> _Work task_
Where the records below have a line with "data", that line is to be copied.

Supplied material section start

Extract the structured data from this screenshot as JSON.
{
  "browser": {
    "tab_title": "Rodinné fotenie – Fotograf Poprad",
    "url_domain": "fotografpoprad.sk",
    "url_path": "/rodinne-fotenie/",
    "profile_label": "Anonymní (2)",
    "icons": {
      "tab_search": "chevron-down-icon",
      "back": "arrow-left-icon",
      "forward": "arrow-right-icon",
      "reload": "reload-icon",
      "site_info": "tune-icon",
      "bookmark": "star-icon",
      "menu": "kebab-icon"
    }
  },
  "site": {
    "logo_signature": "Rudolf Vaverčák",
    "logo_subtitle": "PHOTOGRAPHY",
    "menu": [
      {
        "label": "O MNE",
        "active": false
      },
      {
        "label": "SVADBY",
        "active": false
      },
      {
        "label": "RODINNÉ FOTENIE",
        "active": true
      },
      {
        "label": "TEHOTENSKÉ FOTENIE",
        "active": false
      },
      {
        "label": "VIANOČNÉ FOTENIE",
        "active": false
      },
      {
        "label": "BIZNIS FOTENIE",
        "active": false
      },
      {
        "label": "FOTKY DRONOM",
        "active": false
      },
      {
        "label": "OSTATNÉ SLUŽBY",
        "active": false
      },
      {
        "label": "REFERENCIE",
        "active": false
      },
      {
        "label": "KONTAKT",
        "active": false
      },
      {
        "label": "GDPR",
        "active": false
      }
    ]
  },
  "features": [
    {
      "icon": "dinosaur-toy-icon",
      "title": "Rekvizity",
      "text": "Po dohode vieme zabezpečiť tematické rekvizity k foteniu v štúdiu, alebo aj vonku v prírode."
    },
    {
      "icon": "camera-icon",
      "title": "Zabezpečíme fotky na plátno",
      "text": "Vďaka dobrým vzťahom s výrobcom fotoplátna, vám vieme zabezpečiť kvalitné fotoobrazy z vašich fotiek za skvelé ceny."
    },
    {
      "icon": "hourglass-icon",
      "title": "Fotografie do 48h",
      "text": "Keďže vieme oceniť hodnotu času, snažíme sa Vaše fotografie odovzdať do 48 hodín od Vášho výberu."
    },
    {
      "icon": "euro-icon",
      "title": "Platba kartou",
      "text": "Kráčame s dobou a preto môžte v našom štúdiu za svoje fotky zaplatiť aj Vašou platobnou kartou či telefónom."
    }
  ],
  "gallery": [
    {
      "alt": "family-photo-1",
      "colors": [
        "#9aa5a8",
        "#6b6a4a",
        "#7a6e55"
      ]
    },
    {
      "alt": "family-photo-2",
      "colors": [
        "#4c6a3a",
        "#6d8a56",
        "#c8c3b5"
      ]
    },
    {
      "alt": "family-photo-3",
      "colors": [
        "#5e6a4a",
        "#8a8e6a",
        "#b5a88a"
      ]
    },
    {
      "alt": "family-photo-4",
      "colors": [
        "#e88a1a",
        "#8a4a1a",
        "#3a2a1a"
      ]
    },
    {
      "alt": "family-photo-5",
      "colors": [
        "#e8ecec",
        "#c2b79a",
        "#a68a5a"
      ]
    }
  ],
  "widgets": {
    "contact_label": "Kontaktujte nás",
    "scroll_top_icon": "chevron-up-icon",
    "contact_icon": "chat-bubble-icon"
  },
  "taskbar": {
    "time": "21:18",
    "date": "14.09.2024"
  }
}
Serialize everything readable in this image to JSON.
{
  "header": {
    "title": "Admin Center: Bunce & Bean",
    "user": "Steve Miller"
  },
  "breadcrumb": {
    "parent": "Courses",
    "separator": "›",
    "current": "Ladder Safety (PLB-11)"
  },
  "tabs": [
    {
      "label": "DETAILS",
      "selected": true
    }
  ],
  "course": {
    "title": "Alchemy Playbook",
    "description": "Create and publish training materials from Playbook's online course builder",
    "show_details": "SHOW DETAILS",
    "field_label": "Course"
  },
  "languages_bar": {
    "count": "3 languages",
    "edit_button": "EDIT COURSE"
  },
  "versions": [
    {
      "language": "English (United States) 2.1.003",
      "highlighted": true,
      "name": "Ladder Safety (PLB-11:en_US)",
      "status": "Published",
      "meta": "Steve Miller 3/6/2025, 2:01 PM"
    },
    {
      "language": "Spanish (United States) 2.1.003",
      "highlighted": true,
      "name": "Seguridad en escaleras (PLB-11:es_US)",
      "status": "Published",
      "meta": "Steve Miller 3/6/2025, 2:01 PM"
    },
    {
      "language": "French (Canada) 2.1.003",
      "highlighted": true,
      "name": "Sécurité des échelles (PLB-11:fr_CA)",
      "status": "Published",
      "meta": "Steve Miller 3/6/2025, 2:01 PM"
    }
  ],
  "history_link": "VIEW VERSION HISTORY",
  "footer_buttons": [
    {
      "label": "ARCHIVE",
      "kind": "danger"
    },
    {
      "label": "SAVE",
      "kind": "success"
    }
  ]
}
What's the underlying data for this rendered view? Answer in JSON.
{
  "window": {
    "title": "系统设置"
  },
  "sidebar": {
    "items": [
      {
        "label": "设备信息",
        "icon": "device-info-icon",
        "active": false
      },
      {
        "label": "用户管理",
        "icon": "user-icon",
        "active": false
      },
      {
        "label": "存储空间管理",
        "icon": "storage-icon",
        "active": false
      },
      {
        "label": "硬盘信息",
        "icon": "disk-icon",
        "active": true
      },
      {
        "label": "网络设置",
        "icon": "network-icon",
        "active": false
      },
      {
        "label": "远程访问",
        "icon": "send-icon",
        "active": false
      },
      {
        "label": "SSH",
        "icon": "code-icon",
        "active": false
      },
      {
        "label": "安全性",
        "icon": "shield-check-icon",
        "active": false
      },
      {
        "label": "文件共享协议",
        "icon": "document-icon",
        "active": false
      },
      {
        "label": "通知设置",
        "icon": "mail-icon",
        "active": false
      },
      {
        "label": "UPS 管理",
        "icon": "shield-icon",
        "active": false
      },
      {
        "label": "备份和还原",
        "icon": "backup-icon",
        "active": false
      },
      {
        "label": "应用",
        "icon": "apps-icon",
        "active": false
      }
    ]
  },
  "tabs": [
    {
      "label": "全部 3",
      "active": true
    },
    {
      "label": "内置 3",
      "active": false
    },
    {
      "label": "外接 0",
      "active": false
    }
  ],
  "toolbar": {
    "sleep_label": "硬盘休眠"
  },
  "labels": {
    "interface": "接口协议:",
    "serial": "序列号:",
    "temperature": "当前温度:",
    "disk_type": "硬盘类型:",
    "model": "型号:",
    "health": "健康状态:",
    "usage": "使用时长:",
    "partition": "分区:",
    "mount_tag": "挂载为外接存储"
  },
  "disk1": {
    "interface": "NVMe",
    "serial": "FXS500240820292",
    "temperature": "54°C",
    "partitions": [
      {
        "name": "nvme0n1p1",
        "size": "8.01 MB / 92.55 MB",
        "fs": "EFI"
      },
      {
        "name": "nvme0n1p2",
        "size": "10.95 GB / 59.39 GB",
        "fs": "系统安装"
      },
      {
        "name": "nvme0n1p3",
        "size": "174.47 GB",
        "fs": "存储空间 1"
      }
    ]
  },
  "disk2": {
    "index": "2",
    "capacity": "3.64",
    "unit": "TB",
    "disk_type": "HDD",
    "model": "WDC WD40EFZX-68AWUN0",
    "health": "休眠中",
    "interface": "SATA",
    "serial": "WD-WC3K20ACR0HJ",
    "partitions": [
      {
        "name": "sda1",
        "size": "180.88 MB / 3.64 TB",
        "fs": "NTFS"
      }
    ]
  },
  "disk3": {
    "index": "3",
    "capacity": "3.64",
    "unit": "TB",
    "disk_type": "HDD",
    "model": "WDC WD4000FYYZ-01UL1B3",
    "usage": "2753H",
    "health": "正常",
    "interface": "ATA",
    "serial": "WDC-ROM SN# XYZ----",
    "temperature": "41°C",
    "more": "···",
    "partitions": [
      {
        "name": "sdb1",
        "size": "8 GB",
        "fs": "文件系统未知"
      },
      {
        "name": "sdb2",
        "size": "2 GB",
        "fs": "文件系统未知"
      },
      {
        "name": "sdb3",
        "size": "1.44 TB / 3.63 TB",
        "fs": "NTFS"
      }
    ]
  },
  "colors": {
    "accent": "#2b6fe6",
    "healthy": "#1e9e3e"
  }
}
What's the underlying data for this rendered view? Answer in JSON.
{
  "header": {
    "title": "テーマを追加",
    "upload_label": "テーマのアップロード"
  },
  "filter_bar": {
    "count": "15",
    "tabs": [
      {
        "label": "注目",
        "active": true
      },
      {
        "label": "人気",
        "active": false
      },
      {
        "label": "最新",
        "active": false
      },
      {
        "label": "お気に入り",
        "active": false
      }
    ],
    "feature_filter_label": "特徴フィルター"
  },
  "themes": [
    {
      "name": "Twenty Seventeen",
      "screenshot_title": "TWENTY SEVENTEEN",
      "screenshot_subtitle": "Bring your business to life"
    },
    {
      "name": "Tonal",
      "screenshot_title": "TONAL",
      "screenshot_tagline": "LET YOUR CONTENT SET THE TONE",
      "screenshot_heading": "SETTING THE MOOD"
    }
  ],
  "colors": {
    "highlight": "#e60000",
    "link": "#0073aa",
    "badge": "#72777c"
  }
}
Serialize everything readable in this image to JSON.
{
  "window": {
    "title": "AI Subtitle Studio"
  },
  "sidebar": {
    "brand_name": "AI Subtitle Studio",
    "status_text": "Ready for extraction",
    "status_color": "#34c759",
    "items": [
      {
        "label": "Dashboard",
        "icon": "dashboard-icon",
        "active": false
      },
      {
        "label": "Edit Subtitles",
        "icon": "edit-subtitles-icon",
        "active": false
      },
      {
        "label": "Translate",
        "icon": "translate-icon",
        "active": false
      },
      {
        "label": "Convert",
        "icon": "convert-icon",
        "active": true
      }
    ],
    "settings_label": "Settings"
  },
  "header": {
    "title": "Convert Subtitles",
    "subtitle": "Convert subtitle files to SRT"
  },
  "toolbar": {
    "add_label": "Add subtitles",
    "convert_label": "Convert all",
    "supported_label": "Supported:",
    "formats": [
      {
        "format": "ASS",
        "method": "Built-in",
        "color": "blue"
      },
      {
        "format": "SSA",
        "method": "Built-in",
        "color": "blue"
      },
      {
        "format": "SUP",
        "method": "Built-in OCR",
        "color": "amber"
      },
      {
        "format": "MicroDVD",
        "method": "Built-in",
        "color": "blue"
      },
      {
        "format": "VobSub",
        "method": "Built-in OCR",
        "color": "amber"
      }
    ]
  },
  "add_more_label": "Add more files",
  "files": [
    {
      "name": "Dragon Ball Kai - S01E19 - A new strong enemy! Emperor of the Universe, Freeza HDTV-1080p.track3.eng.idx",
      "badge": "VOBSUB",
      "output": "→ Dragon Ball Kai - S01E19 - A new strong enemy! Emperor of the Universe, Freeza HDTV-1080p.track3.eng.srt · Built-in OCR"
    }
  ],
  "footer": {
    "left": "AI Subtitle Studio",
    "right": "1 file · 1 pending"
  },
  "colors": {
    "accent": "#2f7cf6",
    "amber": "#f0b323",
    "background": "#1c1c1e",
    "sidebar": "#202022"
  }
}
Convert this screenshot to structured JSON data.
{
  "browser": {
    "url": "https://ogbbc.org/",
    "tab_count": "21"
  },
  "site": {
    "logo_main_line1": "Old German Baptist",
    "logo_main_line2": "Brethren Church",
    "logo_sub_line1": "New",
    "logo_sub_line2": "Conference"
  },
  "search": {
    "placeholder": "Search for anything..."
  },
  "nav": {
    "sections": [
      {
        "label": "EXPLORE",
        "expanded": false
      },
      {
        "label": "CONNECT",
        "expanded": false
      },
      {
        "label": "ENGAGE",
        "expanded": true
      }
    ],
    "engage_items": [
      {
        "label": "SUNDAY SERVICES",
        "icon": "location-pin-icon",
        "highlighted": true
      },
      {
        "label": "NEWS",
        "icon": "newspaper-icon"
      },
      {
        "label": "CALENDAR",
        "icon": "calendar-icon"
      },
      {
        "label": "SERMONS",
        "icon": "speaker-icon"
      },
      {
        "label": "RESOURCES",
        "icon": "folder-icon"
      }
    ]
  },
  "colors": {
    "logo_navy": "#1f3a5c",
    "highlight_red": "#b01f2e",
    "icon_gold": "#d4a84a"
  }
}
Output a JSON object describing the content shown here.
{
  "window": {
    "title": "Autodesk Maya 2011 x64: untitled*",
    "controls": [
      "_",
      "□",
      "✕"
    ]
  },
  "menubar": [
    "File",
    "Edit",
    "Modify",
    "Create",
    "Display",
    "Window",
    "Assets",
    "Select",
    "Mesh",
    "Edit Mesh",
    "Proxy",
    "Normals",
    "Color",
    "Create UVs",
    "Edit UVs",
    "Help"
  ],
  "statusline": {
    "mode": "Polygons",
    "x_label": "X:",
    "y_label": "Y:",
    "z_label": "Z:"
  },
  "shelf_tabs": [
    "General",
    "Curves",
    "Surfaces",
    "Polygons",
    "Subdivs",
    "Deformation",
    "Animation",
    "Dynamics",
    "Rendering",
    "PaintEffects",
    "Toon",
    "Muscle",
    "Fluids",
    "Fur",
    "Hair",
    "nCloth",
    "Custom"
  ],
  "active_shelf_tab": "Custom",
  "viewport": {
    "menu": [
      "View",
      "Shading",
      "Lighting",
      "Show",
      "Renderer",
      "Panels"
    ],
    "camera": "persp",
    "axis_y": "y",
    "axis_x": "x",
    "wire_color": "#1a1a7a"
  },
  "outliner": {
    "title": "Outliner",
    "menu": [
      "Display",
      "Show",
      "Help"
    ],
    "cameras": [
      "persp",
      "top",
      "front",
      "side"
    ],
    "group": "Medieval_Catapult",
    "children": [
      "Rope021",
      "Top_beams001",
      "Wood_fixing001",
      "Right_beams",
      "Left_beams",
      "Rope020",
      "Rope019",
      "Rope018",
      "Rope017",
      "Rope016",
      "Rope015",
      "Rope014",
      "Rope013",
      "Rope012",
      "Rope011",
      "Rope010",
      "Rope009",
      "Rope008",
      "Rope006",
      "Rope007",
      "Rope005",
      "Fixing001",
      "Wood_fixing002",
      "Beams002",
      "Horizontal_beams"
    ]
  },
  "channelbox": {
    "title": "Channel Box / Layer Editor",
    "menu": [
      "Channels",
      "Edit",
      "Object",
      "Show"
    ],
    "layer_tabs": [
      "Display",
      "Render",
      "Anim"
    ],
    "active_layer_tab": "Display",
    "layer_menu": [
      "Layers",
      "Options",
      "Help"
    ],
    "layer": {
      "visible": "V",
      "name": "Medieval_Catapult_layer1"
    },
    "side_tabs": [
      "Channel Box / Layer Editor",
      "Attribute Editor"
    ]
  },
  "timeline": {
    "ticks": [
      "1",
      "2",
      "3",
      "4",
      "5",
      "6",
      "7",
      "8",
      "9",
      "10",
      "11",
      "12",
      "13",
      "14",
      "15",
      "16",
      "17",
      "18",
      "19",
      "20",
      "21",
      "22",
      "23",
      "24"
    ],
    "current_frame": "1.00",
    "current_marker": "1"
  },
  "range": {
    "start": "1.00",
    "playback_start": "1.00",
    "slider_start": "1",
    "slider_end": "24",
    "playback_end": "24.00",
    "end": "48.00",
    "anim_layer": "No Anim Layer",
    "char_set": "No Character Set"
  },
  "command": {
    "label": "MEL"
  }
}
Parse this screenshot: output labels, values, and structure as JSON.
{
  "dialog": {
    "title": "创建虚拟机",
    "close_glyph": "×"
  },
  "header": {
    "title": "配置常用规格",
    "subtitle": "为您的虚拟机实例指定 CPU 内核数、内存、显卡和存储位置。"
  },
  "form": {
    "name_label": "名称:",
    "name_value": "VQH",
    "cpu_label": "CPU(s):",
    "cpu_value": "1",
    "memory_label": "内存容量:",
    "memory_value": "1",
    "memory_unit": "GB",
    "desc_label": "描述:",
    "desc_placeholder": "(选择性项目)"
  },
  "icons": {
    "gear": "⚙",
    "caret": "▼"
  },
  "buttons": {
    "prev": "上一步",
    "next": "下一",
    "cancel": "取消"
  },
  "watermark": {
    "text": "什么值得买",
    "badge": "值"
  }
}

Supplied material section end

> _Problem solution_
Extract the structured data from this screenshot as JSON.
What's the underlying data for this rendered view? Answer in JSON.
What's the underlying data for this rendered view? Answer in JSON.
Convert this screenshot to structured JSON data.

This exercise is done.